Baker v. Deshong

OMSJ filed suit against defendant alleging, inter alia, trademark infringement in violation of the Lanham Act, 15 U.S.C. 1051 et seq., and the Texas Business and Commerce Code. Defendant created two websites to deconstruct the OMSJ's alleged misrepresentation of the effects of HIV and AIDS and allegedly false research that the OMSJ promulgated on its “HIV Innocence Group” webpage. The district court dismissed the Lanham Act claim, declined to exercise pendent jurisdiction over the state law claims, and denied defendant’s subsequent request for an award of attorney’s fees stemming from the allegedly frivolous trademark claims. In light of recent Supreme Court precedent, Octane Fitness, LLC v. Icon Health and Fitness, Inc., which expanded the standard under which a lawsuit presents an “exceptional case” meriting the award of attorney fees, the court reversed and remanded for reconsideration.
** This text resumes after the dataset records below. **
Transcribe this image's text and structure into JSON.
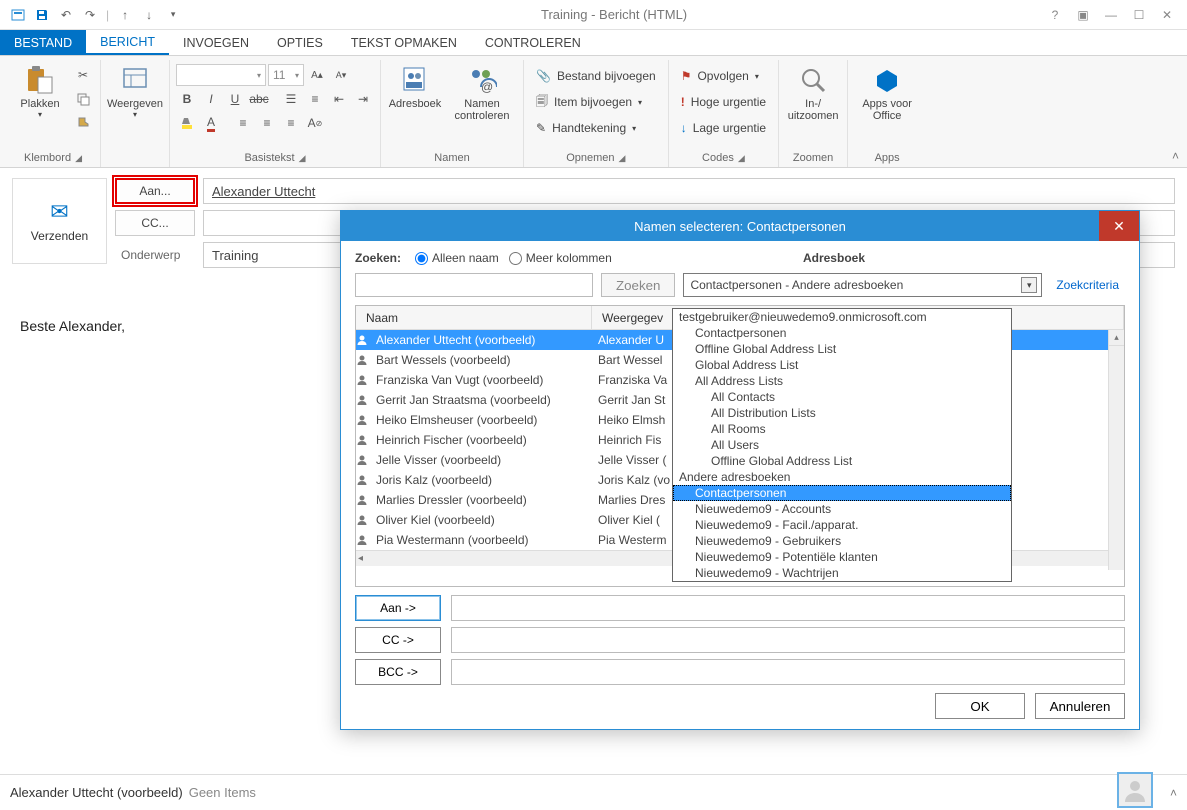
{
  "window": {
    "title": "Training - Bericht (HTML)"
  },
  "tabs": {
    "file": "BESTAND",
    "message": "BERICHT",
    "insert": "INVOEGEN",
    "options": "OPTIES",
    "format": "TEKST OPMAKEN",
    "review": "CONTROLEREN"
  },
  "ribbon": {
    "clipboard": {
      "label": "Klembord",
      "paste": "Plakken"
    },
    "view": {
      "label": "",
      "show": "Weergeven"
    },
    "font": {
      "label": "Basistekst",
      "size": "11"
    },
    "names": {
      "label": "Namen",
      "addressbook": "Adresboek",
      "checknames": "Namen controleren"
    },
    "include": {
      "label": "Opnemen",
      "attach_file": "Bestand bijvoegen",
      "attach_item": "Item bijvoegen",
      "signature": "Handtekening"
    },
    "tags": {
      "label": "Codes",
      "followup": "Opvolgen",
      "high": "Hoge urgentie",
      "low": "Lage urgentie"
    },
    "zoom": {
      "label": "Zoomen",
      "zoom": "In-/ uitzoomen"
    },
    "apps": {
      "label": "Apps",
      "apps": "Apps voor Office"
    }
  },
  "compose": {
    "send": "Verzenden",
    "to_btn": "Aan...",
    "cc_btn": "CC...",
    "subject_label": "Onderwerp",
    "to_value": "Alexander Uttecht",
    "subject_value": "Training",
    "body": "Beste Alexander,"
  },
  "dialog": {
    "title": "Namen selecteren: Contactpersonen",
    "search_label": "Zoeken:",
    "radio_name": "Alleen naam",
    "radio_more": "Meer kolommen",
    "addressbook_label": "Adresboek",
    "search_btn": "Zoeken",
    "ab_selected": "Contactpersonen - Andere adresboeken",
    "criteria_link": "Zoekcriteria",
    "col_name": "Naam",
    "col_display": "Weergegev",
    "to_btn": "Aan ->",
    "cc_btn": "CC ->",
    "bcc_btn": "BCC ->",
    "ok": "OK",
    "cancel": "Annuleren",
    "contacts": [
      {
        "name": "Alexander Uttecht (voorbeeld)",
        "display": "Alexander U",
        "selected": true
      },
      {
        "name": "Bart Wessels (voorbeeld)",
        "display": "Bart Wessel"
      },
      {
        "name": "Franziska Van Vugt (voorbeeld)",
        "display": "Franziska Va"
      },
      {
        "name": "Gerrit Jan Straatsma (voorbeeld)",
        "display": "Gerrit Jan St"
      },
      {
        "name": "Heiko Elmsheuser (voorbeeld)",
        "display": "Heiko Elmsh"
      },
      {
        "name": "Heinrich Fischer (voorbeeld)",
        "display": "Heinrich Fis"
      },
      {
        "name": "Jelle Visser (voorbeeld)",
        "display": "Jelle Visser ("
      },
      {
        "name": "Joris Kalz (voorbeeld)",
        "display": "Joris Kalz (vo"
      },
      {
        "name": "Marlies Dressler (voorbeeld)",
        "display": "Marlies Dres"
      },
      {
        "name": "Oliver Kiel (voorbeeld)",
        "display": "Oliver Kiel ("
      },
      {
        "name": "Pia Westermann (voorbeeld)",
        "display": "Pia Westerm"
      }
    ]
  },
  "dropdown": {
    "items": [
      {
        "label": "testgebruiker@nieuwedemo9.onmicrosoft.com",
        "indent": 0
      },
      {
        "label": "Contactpersonen",
        "indent": 1
      },
      {
        "label": "Offline Global Address List",
        "indent": 1
      },
      {
        "label": "Global Address List",
        "indent": 1
      },
      {
        "label": "All Address Lists",
        "indent": 1
      },
      {
        "label": "All Contacts",
        "indent": 2
      },
      {
        "label": "All Distribution Lists",
        "indent": 2
      },
      {
        "label": "All Rooms",
        "indent": 2
      },
      {
        "label": "All Users",
        "indent": 2
      },
      {
        "label": "Offline Global Address List",
        "indent": 2
      },
      {
        "label": "Andere adresboeken",
        "indent": 0
      },
      {
        "label": "Contactpersonen",
        "indent": 1,
        "selected": true
      },
      {
        "label": "Nieuwedemo9 - Accounts",
        "indent": 1
      },
      {
        "label": "Nieuwedemo9 - Facil./apparat.",
        "indent": 1
      },
      {
        "label": "Nieuwedemo9 - Gebruikers",
        "indent": 1
      },
      {
        "label": "Nieuwedemo9 - Potentiële klanten",
        "indent": 1
      },
      {
        "label": "Nieuwedemo9 - Wachtrijen",
        "indent": 1
      }
    ]
  },
  "status": {
    "name": "Alexander Uttecht (voorbeeld)",
    "items": "Geen Items"
  }
}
The court merged Octane Fitness’s definition of “exceptional” into its interpretation of section 1117(a) of the Lanham Act and construe its meaning as follows: an exceptional case is one where (1) in considering both governing law and the facts of the case, the case stands out from others with respect to the substantive strength of a party’s litigating position; or (2) the unsuccessful party has litigated the case in an “unreasonable manner.” The district court must address this issue “in the case-by-case exercise of their discretion, considering the totality of the circumstances.” View "Baker v. Deshong" on Justia Law